CHARLESTON, S.C. (WCSC) - In a year where people have been waiting for a coronavirus vaccine, a portion of parents seem to be foregoing the common vaccines when it comes to their children.
There are certain vaccines that are required for school-aged children. Those include Hepatitis A and B, DTaP (whooping cough, tetanus) and MMR (measles, mumps, rubella).
“We’re seeing a perfect example of a virus that sort of rears its ugly head and then the only thing that we really have, as a society, is vaccinating as many people as possible to minimize the risk because there are going to be some people who might not be able to get vaccinated,” Dr. Kenneth Perry, the Assistant Medical Director at Summerville Medical Center, said.
Perry said, unfortunately, we’re starting to see some of these diseases making a comeback, like the measles outbreak we saw last year.
“The fact that we’re starting to get back to outbreaks of these things means we have to work extra hard to make sure it stays on our radar screen,” Perry said.
But, across the Palmetto state, parents are more likely to say “no” to required vaccines for their children than five years ago.
That’s according to the most recent data from South Carolina’s Department of Health and Environmental Control. According to health officials, there are two criteria in which you would qualify for an exemption – medical and religious.
According to DHEC, there were 1,069 students exempt from getting vaccinations this school year in South Carolina because of a medical reason.
Katy Richardson, Charleston’s regional director for DHEC, explained last year how they hope to keep the number of religious exemptions at the lowest level possible.
In looking at the data, that number has been on the rise until this year when parents seem to have been less likely to ask for a religious exemption.
This current school year, 12,577 students had a religious exemption across South Carolina. That number is slightly lower from last school year’s number of 12,775 but still up from the 2018-2019 school year which had 11,154.
This year, Greenville County had the most religious exemptions with 2,485 followed by Spartanburg County which had 1,735. Charleston County rounded out the top three 1,013 exemptions – nearly double what it was five years ago. It’s important to note those are some of the biggest school districts in the state. In looking at the percentage of religious exemptions in each county, Charleston County comes in sixth with 1.84%.
“There’s very few things that are going to be deadly for everyone that comes in contact with it,” Perry said. “If you think about it, it’s very hard for a virus to propagate if it kills every host. There’s no way that it’s going to continue on. So, the fact that it lives a little bit longer, that actually lets it be passed from person to person. So you need to vaccinate because that subset that can get extremely ill and pass away from it - that’s the subset we’re trying to protect against.”

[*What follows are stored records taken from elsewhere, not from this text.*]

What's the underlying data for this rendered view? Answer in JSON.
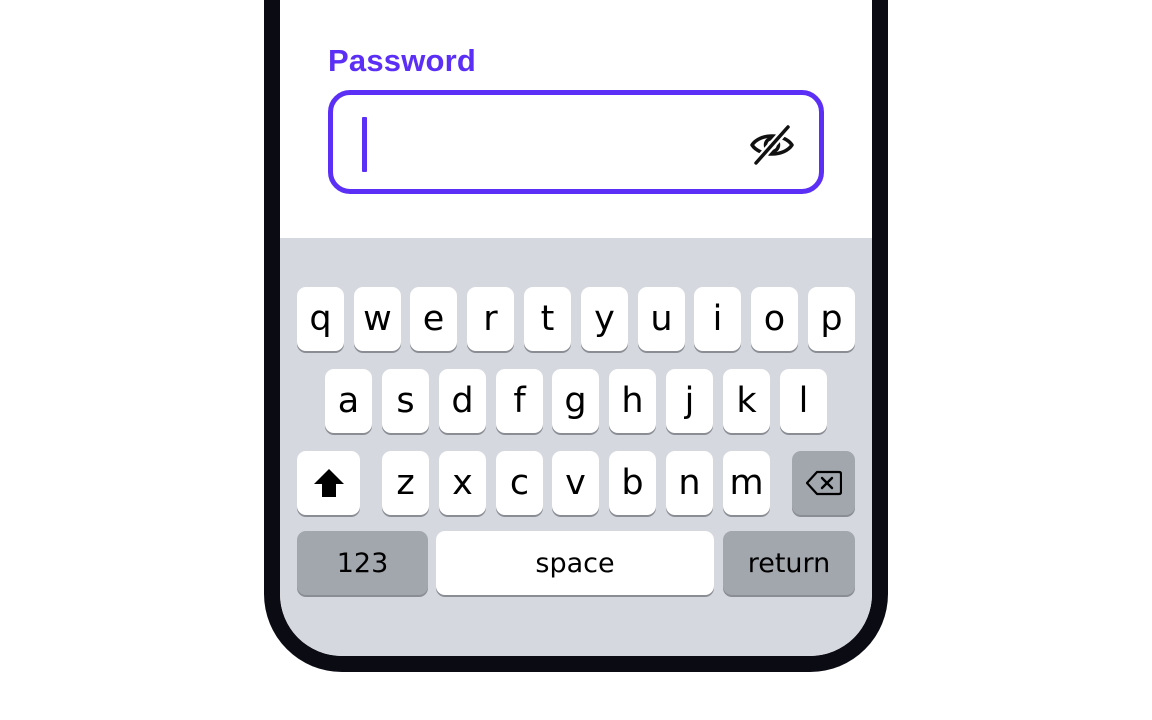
{
  "form": {
    "password_label": "Password",
    "password_value": "",
    "toggle_icon": "eye-off-icon"
  },
  "keyboard": {
    "row1": [
      "q",
      "w",
      "e",
      "r",
      "t",
      "y",
      "u",
      "i",
      "o",
      "p"
    ],
    "row2": [
      "a",
      "s",
      "d",
      "f",
      "g",
      "h",
      "j",
      "k",
      "l"
    ],
    "row3": [
      "z",
      "x",
      "c",
      "v",
      "b",
      "n",
      "m"
    ],
    "shift_icon": "shift-icon",
    "backspace_icon": "backspace-icon",
    "numbers_label": "123",
    "space_label": "space",
    "return_label": "return"
  },
  "colors": {
    "accent": "#5b2ff5",
    "keyboard_bg": "#d5d8de",
    "key_bg": "#ffffff",
    "function_key_bg": "#a2a6ad",
    "device_frame": "#0b0b14"
  }
}
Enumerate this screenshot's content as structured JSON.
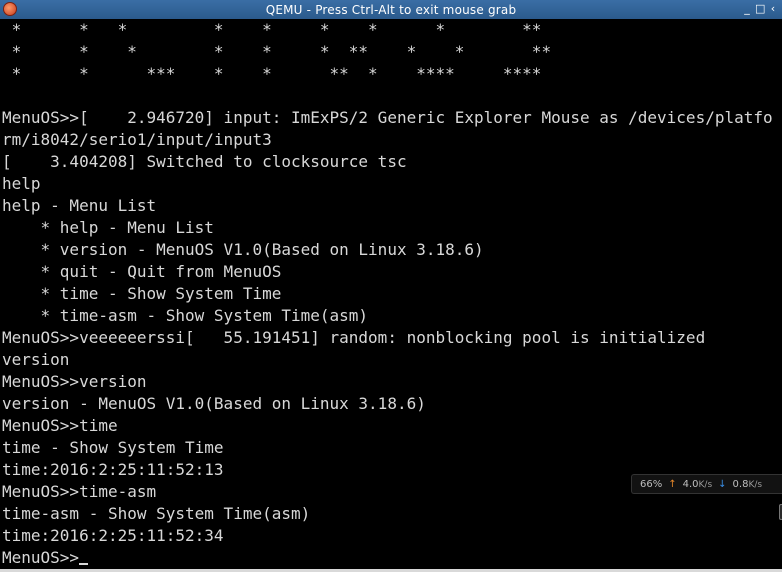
{
  "window": {
    "title": "QEMU - Press Ctrl-Alt to exit mouse grab",
    "controls": [
      "_",
      "□",
      "‹"
    ]
  },
  "terminal": {
    "banner_lines": [
      " *      *   *         *    *     *    *      *        **",
      " *      *    *        *    *     *  **    *    *       **",
      " *      *      ***    *    *      **  *    ****     ****"
    ],
    "lines": [
      "",
      "MenuOS>>[    2.946720] input: ImExPS/2 Generic Explorer Mouse as /devices/platfo",
      "rm/i8042/serio1/input/input3",
      "[    3.404208] Switched to clocksource tsc",
      "help",
      "help - Menu List",
      "    * help - Menu List",
      "    * version - MenuOS V1.0(Based on Linux 3.18.6)",
      "    * quit - Quit from MenuOS",
      "    * time - Show System Time",
      "    * time-asm - Show System Time(asm)",
      "MenuOS>>veeeeeerssi[   55.191451] random: nonblocking pool is initialized",
      "version",
      "MenuOS>>version",
      "version - MenuOS V1.0(Based on Linux 3.18.6)",
      "MenuOS>>time",
      "time - Show System Time",
      "time:2016:2:25:11:52:13",
      "MenuOS>>time-asm",
      "time-asm - Show System Time(asm)",
      "time:2016:2:25:11:52:34"
    ],
    "prompt": "MenuOS>>"
  },
  "netmeter": {
    "percent": "66%",
    "up_arrow": "↑",
    "up_value": "4.0",
    "up_unit": "K/s",
    "down_arrow": "↓",
    "down_value": "0.8",
    "down_unit": "K/s"
  },
  "colors": {
    "titlebar": "#2b5a8c",
    "terminal_bg": "#000000",
    "terminal_fg": "#d8d8d8",
    "upload": "#e8882a",
    "download": "#3a8ee6"
  }
}
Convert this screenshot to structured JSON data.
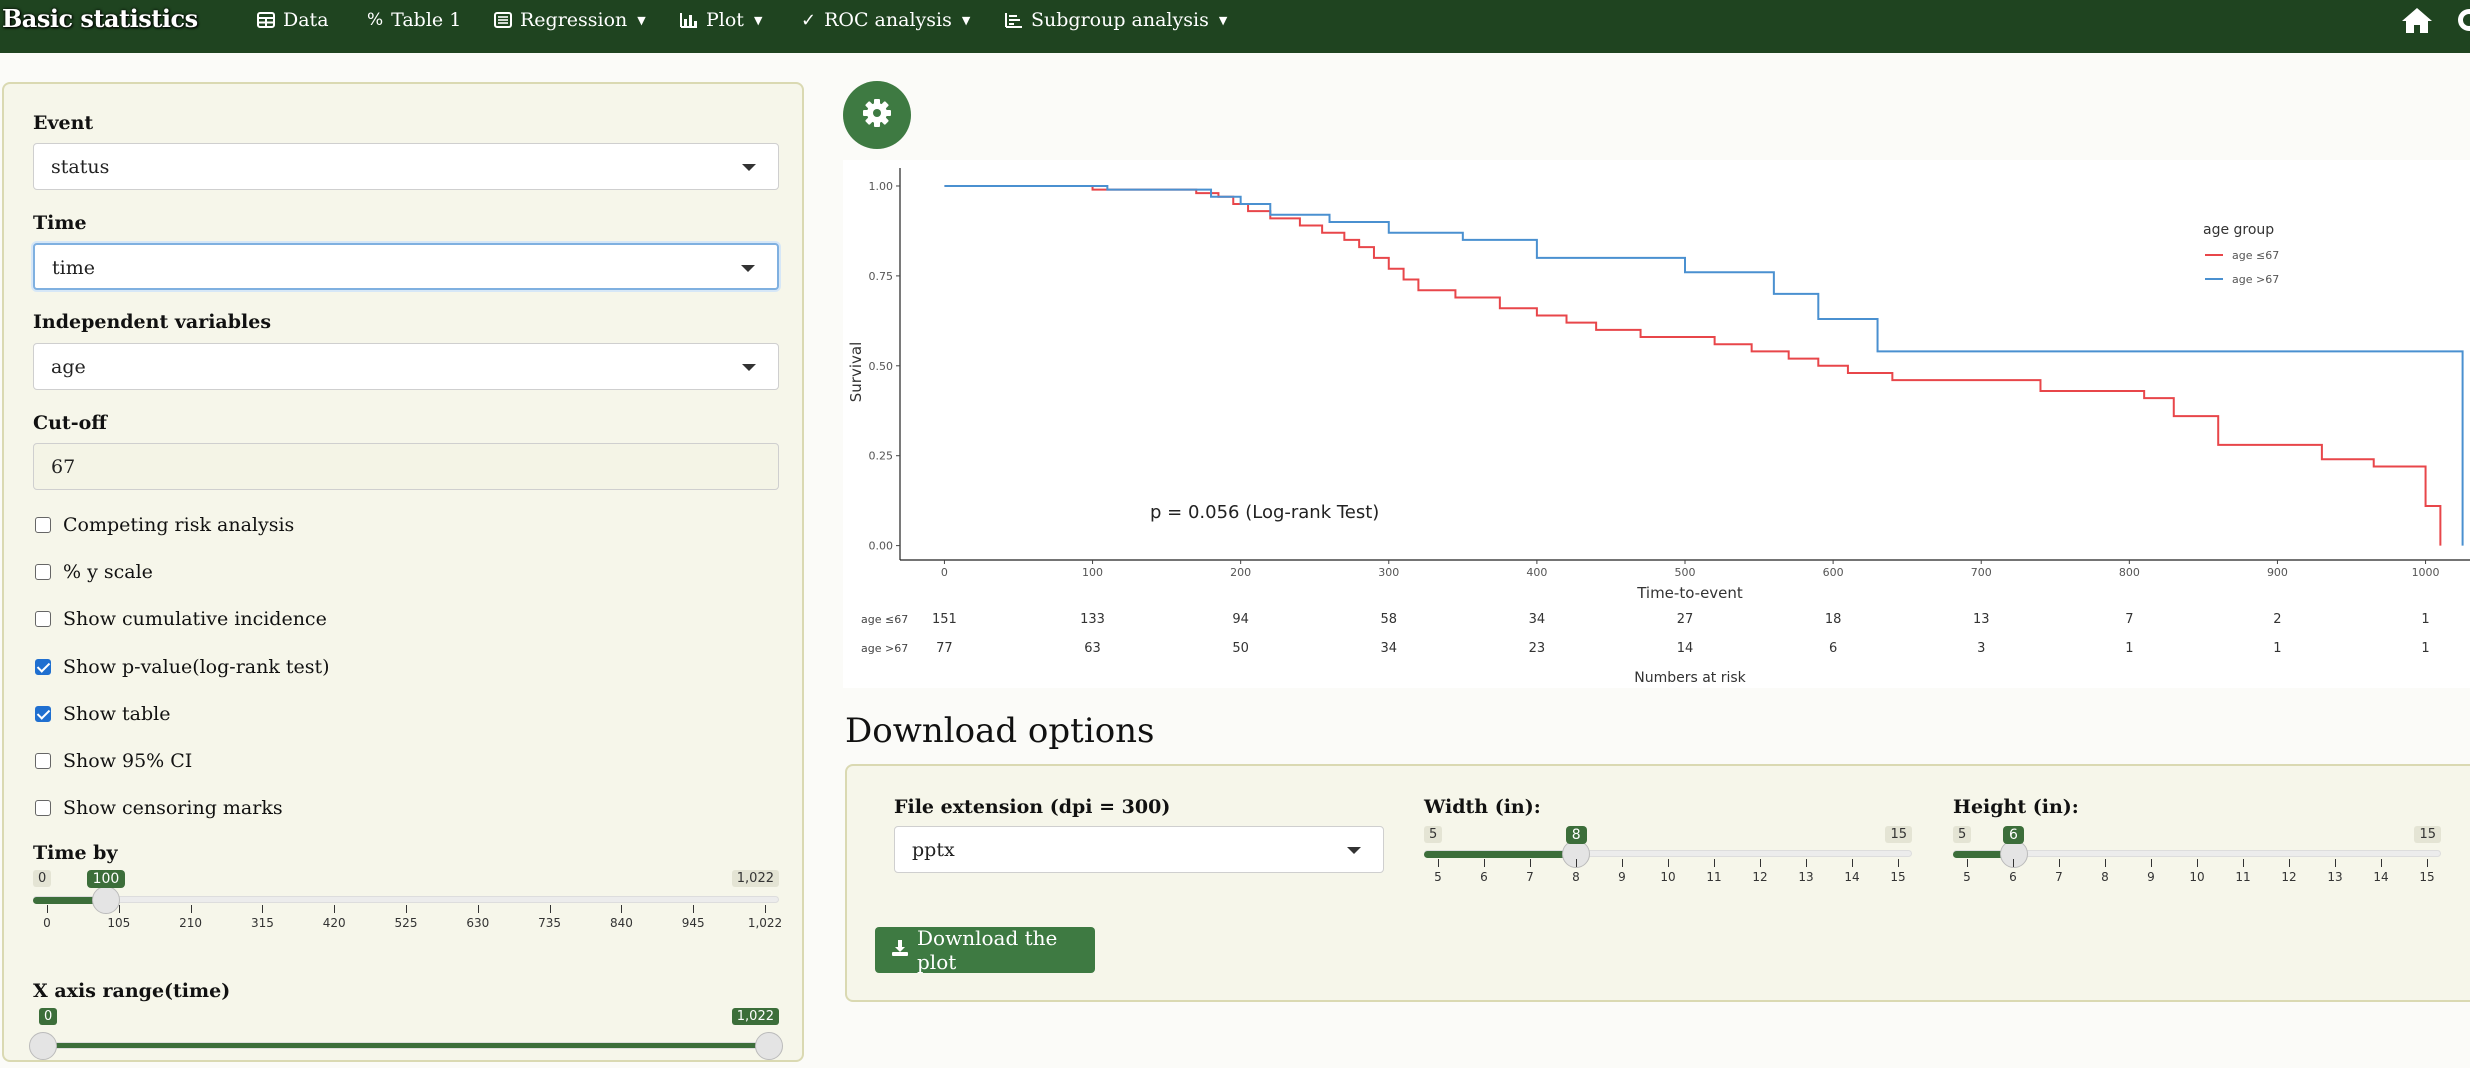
{
  "navbar": {
    "brand": "Basic statistics",
    "items": [
      {
        "label": "Data",
        "icon": "table-icon",
        "dropdown": false
      },
      {
        "label": "Table 1",
        "icon": "percent-icon",
        "dropdown": false
      },
      {
        "label": "Regression",
        "icon": "list-alt-icon",
        "dropdown": true
      },
      {
        "label": "Plot",
        "icon": "bar-chart-icon",
        "dropdown": true
      },
      {
        "label": "ROC analysis",
        "icon": "check-icon",
        "dropdown": true
      },
      {
        "label": "Subgroup analysis",
        "icon": "line-chart-icon",
        "dropdown": true
      }
    ]
  },
  "sidebar": {
    "event": {
      "label": "Event",
      "value": "status"
    },
    "time": {
      "label": "Time",
      "value": "time"
    },
    "indep": {
      "label": "Independent variables",
      "value": "age"
    },
    "cutoff": {
      "label": "Cut-off",
      "value": "67"
    },
    "checkboxes": [
      {
        "label": "Competing risk analysis",
        "checked": false
      },
      {
        "label": "% y scale",
        "checked": false
      },
      {
        "label": "Show cumulative incidence",
        "checked": false
      },
      {
        "label": "Show p-value(log-rank test)",
        "checked": true
      },
      {
        "label": "Show table",
        "checked": true
      },
      {
        "label": "Show 95% CI",
        "checked": false
      },
      {
        "label": "Show censoring marks",
        "checked": false
      }
    ],
    "time_by": {
      "label": "Time by",
      "min": "0",
      "max": "1,022",
      "value": "100",
      "value_fraction": 0.098,
      "ticks": [
        "0",
        "105",
        "210",
        "315",
        "420",
        "525",
        "630",
        "735",
        "840",
        "945",
        "1,022"
      ]
    },
    "x_range": {
      "label": "X axis range(time)",
      "min": "0",
      "max": "1,022"
    }
  },
  "plot": {
    "legend_title": "age group",
    "series_names": [
      "age ≤67",
      "age >67"
    ],
    "series_colors": [
      "#e8464a",
      "#4a90d0"
    ],
    "p_text": "p = 0.056 (Log-rank Test)",
    "risk_title": "Numbers at risk",
    "risk_rows": [
      {
        "label": "age ≤67",
        "values": [
          "151",
          "133",
          "94",
          "58",
          "34",
          "27",
          "18",
          "13",
          "7",
          "2",
          "1"
        ]
      },
      {
        "label": "age >67",
        "values": [
          "77",
          "63",
          "50",
          "34",
          "23",
          "14",
          "6",
          "3",
          "1",
          "1",
          "1"
        ]
      }
    ]
  },
  "chart_data": {
    "type": "line",
    "xlabel": "Time-to-event",
    "ylabel": "Survival",
    "xlim": [
      -30,
      1030
    ],
    "ylim": [
      -0.04,
      1.05
    ],
    "x_ticks": [
      "0",
      "100",
      "200",
      "300",
      "400",
      "500",
      "600",
      "700",
      "800",
      "900",
      "1000"
    ],
    "y_ticks": [
      "0.00",
      "0.25",
      "0.50",
      "0.75",
      "1.00"
    ],
    "legend": "top-right",
    "series": [
      {
        "name": "age ≤67",
        "steps": [
          [
            0,
            1.0
          ],
          [
            100,
            0.99
          ],
          [
            170,
            0.98
          ],
          [
            185,
            0.97
          ],
          [
            195,
            0.95
          ],
          [
            205,
            0.93
          ],
          [
            220,
            0.91
          ],
          [
            240,
            0.89
          ],
          [
            255,
            0.87
          ],
          [
            270,
            0.85
          ],
          [
            280,
            0.83
          ],
          [
            290,
            0.8
          ],
          [
            300,
            0.77
          ],
          [
            310,
            0.74
          ],
          [
            320,
            0.71
          ],
          [
            345,
            0.69
          ],
          [
            375,
            0.66
          ],
          [
            400,
            0.64
          ],
          [
            420,
            0.62
          ],
          [
            440,
            0.6
          ],
          [
            470,
            0.58
          ],
          [
            520,
            0.56
          ],
          [
            545,
            0.54
          ],
          [
            570,
            0.52
          ],
          [
            590,
            0.5
          ],
          [
            610,
            0.48
          ],
          [
            640,
            0.46
          ],
          [
            740,
            0.43
          ],
          [
            810,
            0.41
          ],
          [
            830,
            0.36
          ],
          [
            860,
            0.28
          ],
          [
            930,
            0.24
          ],
          [
            965,
            0.22
          ],
          [
            1000,
            0.11
          ],
          [
            1010,
            0.0
          ]
        ]
      },
      {
        "name": "age >67",
        "steps": [
          [
            0,
            1.0
          ],
          [
            110,
            0.99
          ],
          [
            180,
            0.97
          ],
          [
            200,
            0.95
          ],
          [
            220,
            0.92
          ],
          [
            260,
            0.9
          ],
          [
            300,
            0.87
          ],
          [
            350,
            0.85
          ],
          [
            400,
            0.8
          ],
          [
            500,
            0.76
          ],
          [
            560,
            0.7
          ],
          [
            590,
            0.63
          ],
          [
            630,
            0.54
          ],
          [
            1010,
            0.54
          ],
          [
            1025,
            0.0
          ]
        ]
      }
    ]
  },
  "download": {
    "title": "Download options",
    "ext": {
      "label": "File extension (dpi = 300)",
      "value": "pptx"
    },
    "width": {
      "label": "Width (in):",
      "min": "5",
      "max": "15",
      "value": "8",
      "value_number": 8,
      "ticks": [
        "5",
        "6",
        "7",
        "8",
        "9",
        "10",
        "11",
        "12",
        "13",
        "14",
        "15"
      ]
    },
    "height": {
      "label": "Height (in):",
      "min": "5",
      "max": "15",
      "value": "6",
      "value_number": 6,
      "ticks": [
        "5",
        "6",
        "7",
        "8",
        "9",
        "10",
        "11",
        "12",
        "13",
        "14",
        "15"
      ]
    },
    "button": "Download the plot"
  }
}
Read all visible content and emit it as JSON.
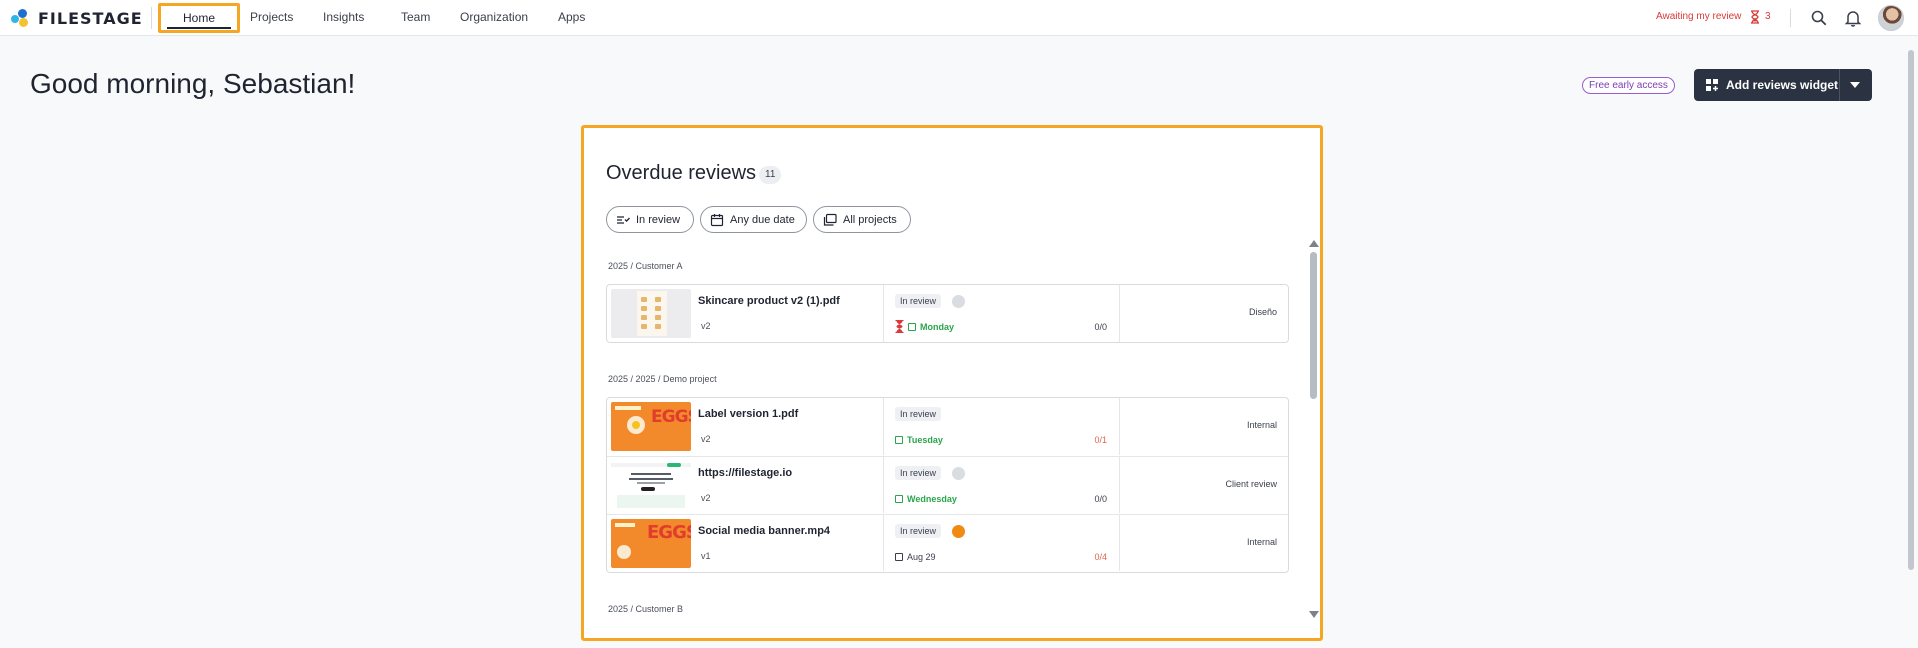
{
  "app": {
    "logo_text": "FILESTAGE"
  },
  "nav": {
    "items": [
      {
        "label": "Home",
        "active": true
      },
      {
        "label": "Projects"
      },
      {
        "label": "Insights"
      },
      {
        "label": "Team"
      },
      {
        "label": "Organization"
      },
      {
        "label": "Apps"
      }
    ]
  },
  "topbar": {
    "awaiting_label": "Awaiting my review",
    "awaiting_count": "3",
    "icons": [
      "hourglass-icon",
      "search-icon",
      "bell-icon",
      "user-avatar"
    ]
  },
  "header": {
    "greeting": "Good morning, Sebastian!",
    "early_access_badge": "Free early access",
    "add_widget_label": "Add reviews widget"
  },
  "widget": {
    "title": "Overdue reviews",
    "count": "11",
    "filters": [
      {
        "label": "In review",
        "icon": "checklist-icon"
      },
      {
        "label": "Any due date",
        "icon": "calendar-icon"
      },
      {
        "label": "All projects",
        "icon": "folders-icon"
      }
    ],
    "groups": [
      {
        "path": "2025 / Customer A",
        "files": [
          {
            "name": "Skincare product v2 (1).pdf",
            "version": "v2",
            "status": "In review",
            "due": "Monday",
            "due_overdue_hourglass": true,
            "ratio": "0/0",
            "tag": "Diseño"
          }
        ]
      },
      {
        "path": "2025 / 2025 / Demo project",
        "files": [
          {
            "name": "Label version 1.pdf",
            "version": "v2",
            "status": "In review",
            "due": "Tuesday",
            "ratio": "0/1",
            "tag": "Internal"
          },
          {
            "name": "https://filestage.io",
            "version": "v2",
            "status": "In review",
            "due": "Wednesday",
            "ratio": "0/0",
            "tag": "Client review"
          },
          {
            "name": "Social media banner.mp4",
            "version": "v1",
            "status": "In review",
            "due": "Aug 29",
            "ratio": "0/4",
            "tag": "Internal"
          }
        ]
      },
      {
        "path": "2025 / Customer B",
        "files": []
      }
    ]
  },
  "colors": {
    "highlight": "#f5a623",
    "due_green": "#2aa54c",
    "alert_red": "#d83a3a",
    "primary_dark": "#2b3342"
  }
}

Below is a breakdown of counties in and around the Lowcountry for the 2020-2021 school year: